LONDON (Reuters) - PM Theresa May might well have won a stay of execution with a contrite performance last night in front of Conservative lawmakers who are no doubt as eager as she is to save their skins and avoid a new election. But her government's policy is still anyone's guess.
Possibly the most significant thing to emerge from the meeting was her acknowledgement that a wider consensus is required in defining Brexit policy: although many will remain sceptical as to whether she actually means it, a Reuters poll out this morning suggests a majority of economists see the chances of Britain ending up outside the single market as having receded.
We could also learn more today about what price Northern Ireland's DUP will want for supporting her government when May meets DUP leader Arlene Foster.
Meanwhile the EU is champing at the bit to start Brexit negotiations next week, with its negotiator Michel Barnier warning in several European newspapers that the clock is ticking.
May travels to France later for talks with newly elected President Emmanuel Macron - interesting to see whether she adopts a less confrontational stance with him than her previous threats to be a "bloody difficult" bargainer with the EU would suggest.
Further east, the European Union has concerns of its own as Hungary's parliament votes today on a bill regulating foreign-funded NGOs. The controversial legislation places reporting and other requirements on NGOs and would bill them "foreign funded" if they receive any funding from abroad - all part of a wider crackdown on dissent by Prime Minister Viktor Orban which has been heavily criticised across Europe.

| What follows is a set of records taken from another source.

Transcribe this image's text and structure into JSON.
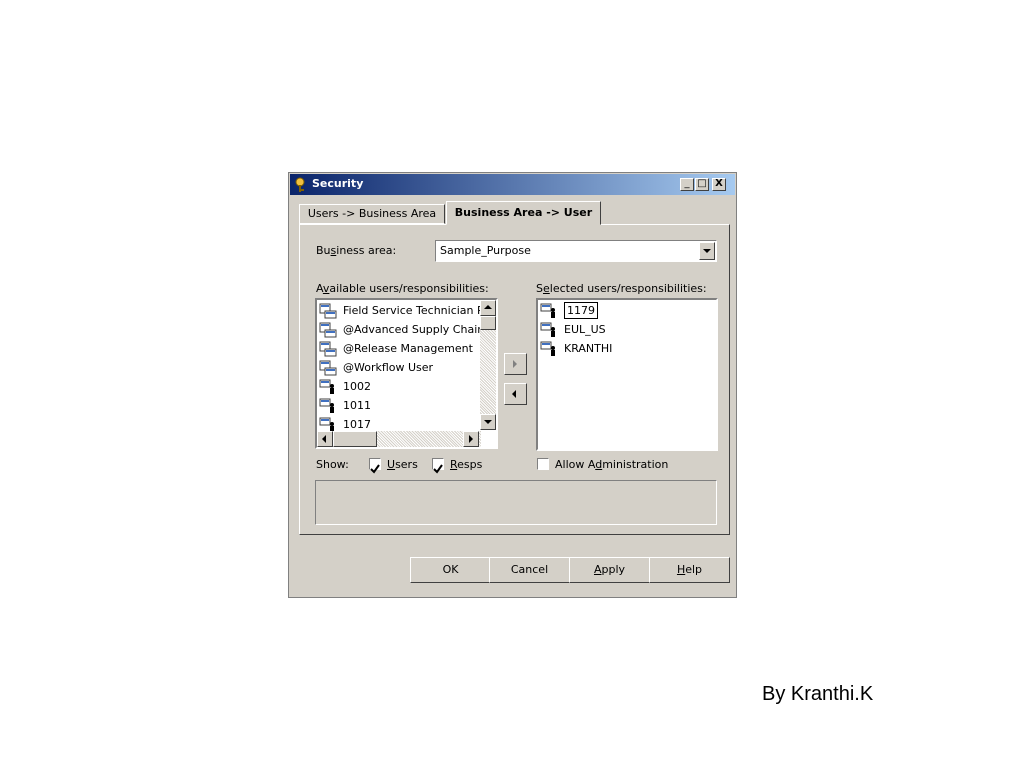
{
  "window": {
    "title": "Security",
    "minimize": "_",
    "maximize": "□",
    "close": "X"
  },
  "tabs": [
    {
      "label": "Users -> Business Area"
    },
    {
      "label": "Business Area -> User"
    }
  ],
  "business_area": {
    "label_pre": "Bu",
    "label_u": "s",
    "label_post": "iness area:",
    "value": "Sample_Purpose"
  },
  "available": {
    "label_pre": "A",
    "label_u": "v",
    "label_post": "ailable users/responsibilities:",
    "items": [
      {
        "label": "Field Service Technician Po",
        "icon": "responsibility-icon"
      },
      {
        "label": "@Advanced Supply Chain P",
        "icon": "responsibility-icon"
      },
      {
        "label": "@Release Management",
        "icon": "responsibility-icon"
      },
      {
        "label": "@Workflow User",
        "icon": "responsibility-icon"
      },
      {
        "label": "1002",
        "icon": "user-icon"
      },
      {
        "label": "1011",
        "icon": "user-icon"
      },
      {
        "label": "1017",
        "icon": "user-icon"
      }
    ]
  },
  "selected": {
    "label_pre": "S",
    "label_u": "e",
    "label_post": "lected users/responsibilities:",
    "items": [
      {
        "label": "1179",
        "icon": "user-icon"
      },
      {
        "label": "EUL_US",
        "icon": "user-icon"
      },
      {
        "label": "KRANTHI",
        "icon": "user-icon"
      }
    ]
  },
  "show": {
    "label": "Show:",
    "users_u": "U",
    "users_rest": "sers",
    "resps_u": "R",
    "resps_rest": "esps"
  },
  "allow_admin": {
    "pre": "Allow A",
    "u": "d",
    "post": "ministration"
  },
  "buttons": {
    "ok": "OK",
    "cancel": "Cancel",
    "apply_u": "A",
    "apply_rest": "pply",
    "help_u": "H",
    "help_rest": "elp"
  },
  "caption": "By Kranthi.K"
}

That comes as the European Commission is expected to decide to launch legal cases against Hungary, Poland and the Czech Republic for failing to take in asylum-seekers to help Italy and Greece, on the front lines of the bloc's migration crisis. The move would mark an escalation in the EU's divisive battles over migration that have been going on for two years.
MARKETS AT 0655 GMT
The global tech sector selloff seems to have petered out overnight despite another down day for the Nasdaq on Monday. Equity markets in South Korea and Taiwan rebounded in Asia, while Shanghai and HK advanced too. Japan’s Nikkei underperformed and ended flat.
The question in most minds yesterday was whether the wobble in Wall St’s tech giants, such as Amazon, Alphabet, Microsoft and Facebook, was a warning sign for the broader market or merely a rotation away from the outperforming sector.
Given that nearly half of overall return of the S&P500 in the first five months of the year was down to just 10 stocks from internet and software industries, the strong suspicion is that this is just a shuffling of the pack toward better valued stocks and sectors - and indeed better valued tech companies in Asia and elsewhere. Even though the Nasdaq lost another 0.5 percent on Monday, the S&P500 fell less than 0.1 percent.
Wall St’s equity volatility index, the ViX, closed above 11 percent, but this is only back to where it was late in May. The widely expected Federal Reserve interest rate rise on Wednesday is likely to keep a dampener on stocks later, but the meeting will all be about signalling on future policy rather than any surprise at the latest hike. Ten-year Treasury yields were steady just above 2.21 percent, with euro/dollar a touch lower.
The big overnight mover in currency markets was Canada’s dollar, which leaped on signals that no further easing of monetary policy was likely from the Bank of Canada and has added another 0.25 percent to that move on Tuesday so far.
Sterling firmed as the UK awaits some workable agreement on a new government, with press reports on PM May’s meeting with party and cabinet late on Monday indicating that policy may shift toward seeking a softer Brexit deal than before the election and also to dial back on plans for further fiscal austerity. While that may help the pound longer-term, the offset is deteriorating economic confidence as the unstable domestic political scene plays out and Brexit talks are likely delayed.
The release of May UK annual inflation numbers later will be a focus, with another above-target reading of 2.7 percent expected. The renewed weakness of the pound will be worrying for inflation-watchers more broadly and while the Bank of England is expected to ‘see through’ the acceleration in prices without any tightening of policy, inflation is eating into still-subdued wage growth. Higher inflation and less austerity, meantime, will hardly be a boon to the gilt market.
Elsewhere, European stocks are expected to open flat.
Editing by Andrew Heavens